F. Delsuc et al., "Tunicates and not cephalochordates are the closest living relatives of vertebrates," Nature, 439:965-8, 2006. (Cited in 116 papers)
Using a data set of 146 nuclear genes, including tunicate data from the Oikopleura dioica genome project, Frédéric Delsuc and his colleagues from the University of Montreal and the University of Bergen, Norway, applied new data and techniques to reclassify tunicates (urochordates, also known as sea squirts) as the closest living relatives to vertebrates - and not cephalochordates, as previously believed.
Before the Delsuc paper, researchers had found neural crest cells, a necessary component of vertebrate embryonic development, in urochordates but not in cephalochordates (Nature, 431:696-9, 2004). "This was a problem because tunicates weren't the closest to vertebrates," says Ronald Jenner at the UK's University of Bath. Now, he says, "everybody is reinterpreting their data sets."
The study used genomic data from only one echinoderm, the sea urchin. This limited sample incorrectly grouped cephalochordates with echinoderms instead of other chordates, says Max Telford at University College London, who corrected the assignment in a later paper (Nature, 444:85-8, 2006). Delsuc agrees with the change.

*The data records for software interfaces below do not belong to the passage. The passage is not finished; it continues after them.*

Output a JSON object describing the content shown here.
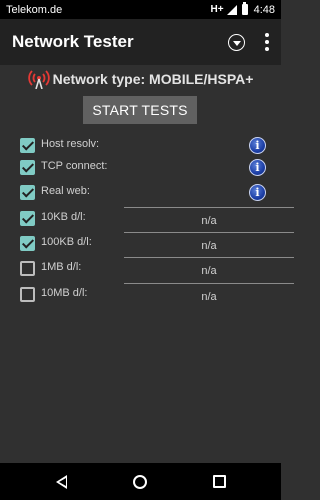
{
  "status_bar": {
    "carrier": "Telekom.de",
    "network": "H+",
    "time": "4:48"
  },
  "app_bar": {
    "title": "Network Tester"
  },
  "network_type": {
    "text": "Network type: MOBILE/HSPA+",
    "icon": "antenna-icon"
  },
  "start_button": {
    "label": "START TESTS"
  },
  "tests": [
    {
      "label": "Host resolv:",
      "checked": true,
      "info_icon": true
    },
    {
      "label": "TCP connect:",
      "checked": true,
      "info_icon": true
    },
    {
      "label": "Real web:",
      "checked": true,
      "info_icon": true
    },
    {
      "label": "10KB d/l:",
      "checked": true,
      "value": "n/a"
    },
    {
      "label": "100KB d/l:",
      "checked": true,
      "value": "n/a"
    },
    {
      "label": "1MB d/l:",
      "checked": false,
      "value": "n/a"
    },
    {
      "label": "10MB d/l:",
      "checked": false,
      "value": "n/a"
    }
  ],
  "info_icon_glyph": "i",
  "colors": {
    "accent_checkbox": "#80cbc4",
    "background": "#303030",
    "app_bar": "#222222",
    "button": "#616161",
    "antenna_red": "#e53935"
  }
}
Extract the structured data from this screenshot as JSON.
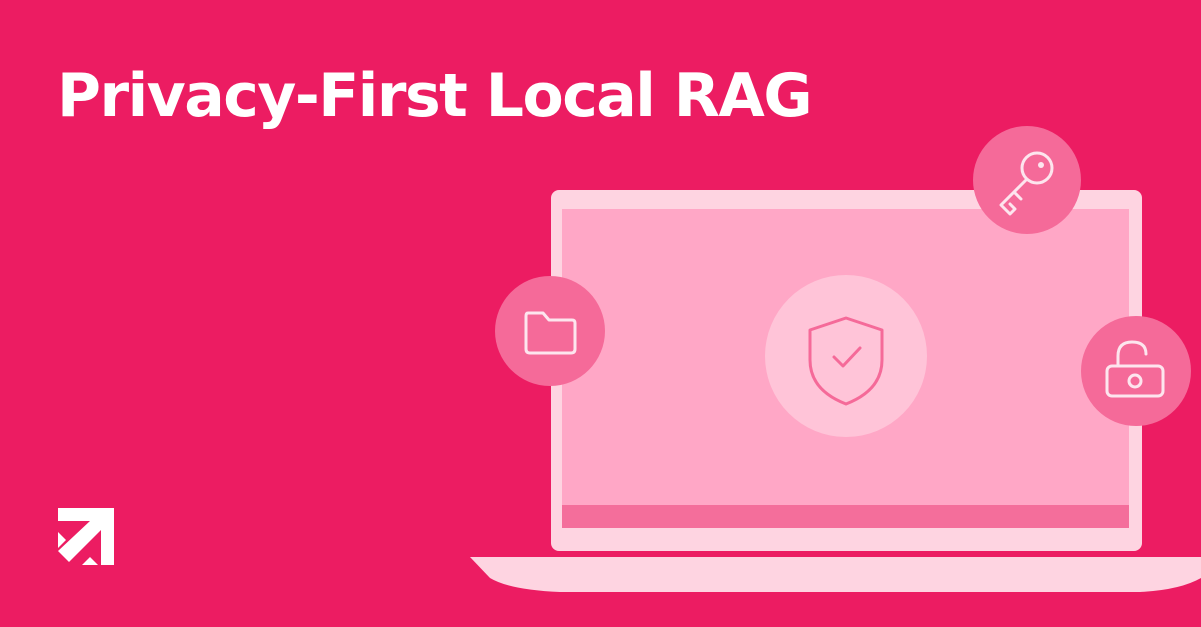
{
  "page": {
    "title": "Privacy-First Local RAG"
  },
  "colors": {
    "background": "#EC1C62",
    "laptop_body": "#FED4E1",
    "laptop_screen": "#FFA7C6",
    "taskbar": "#F46E9B",
    "icon_badge": "#F56A99",
    "center_badge": "#FFC4D8",
    "icon_stroke": "#FDE5EE",
    "text": "#FFFFFF"
  },
  "icons": {
    "logo": "arrow-up-right-logo",
    "folder": "folder-icon",
    "shield": "shield-check-icon",
    "key": "key-icon",
    "lock": "unlocked-padlock-icon"
  }
}
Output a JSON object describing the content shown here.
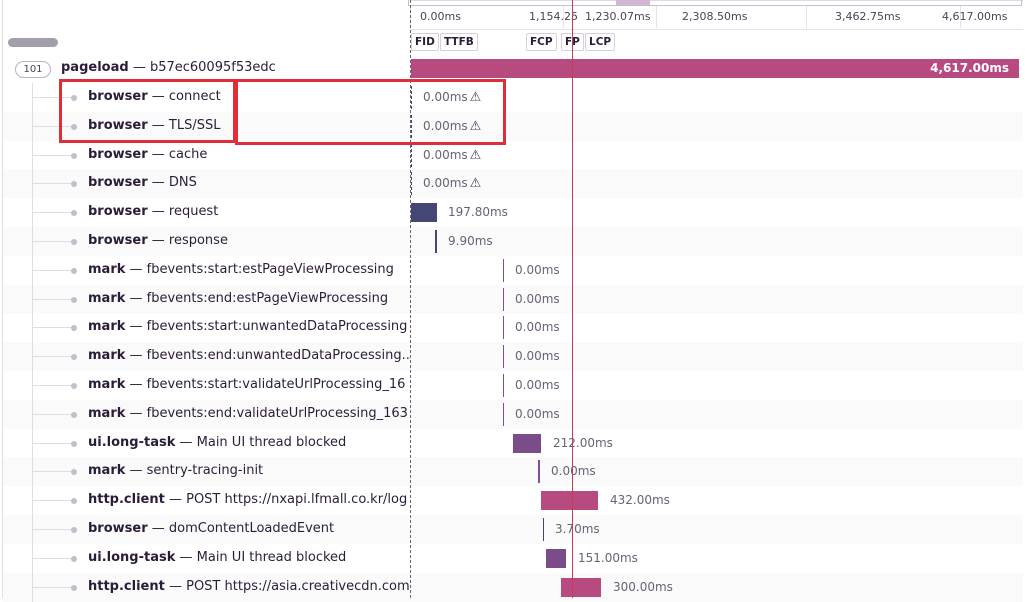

The next step:
Billie Swalla of the University of Washington notes that "tunicates have had lots of losses in their genomes and they have really long branches," which can confound phylogenetic analyses. "I think there's still work that needs to be done on it," Swalla says. Indeed, Delsuc is continuing to analyze phylogenies with the availability of the full cephalochordate genome, and Telford is looking at mitochondrial or ribosomal genes.
Changing understanding of vertebrates' closest relatives: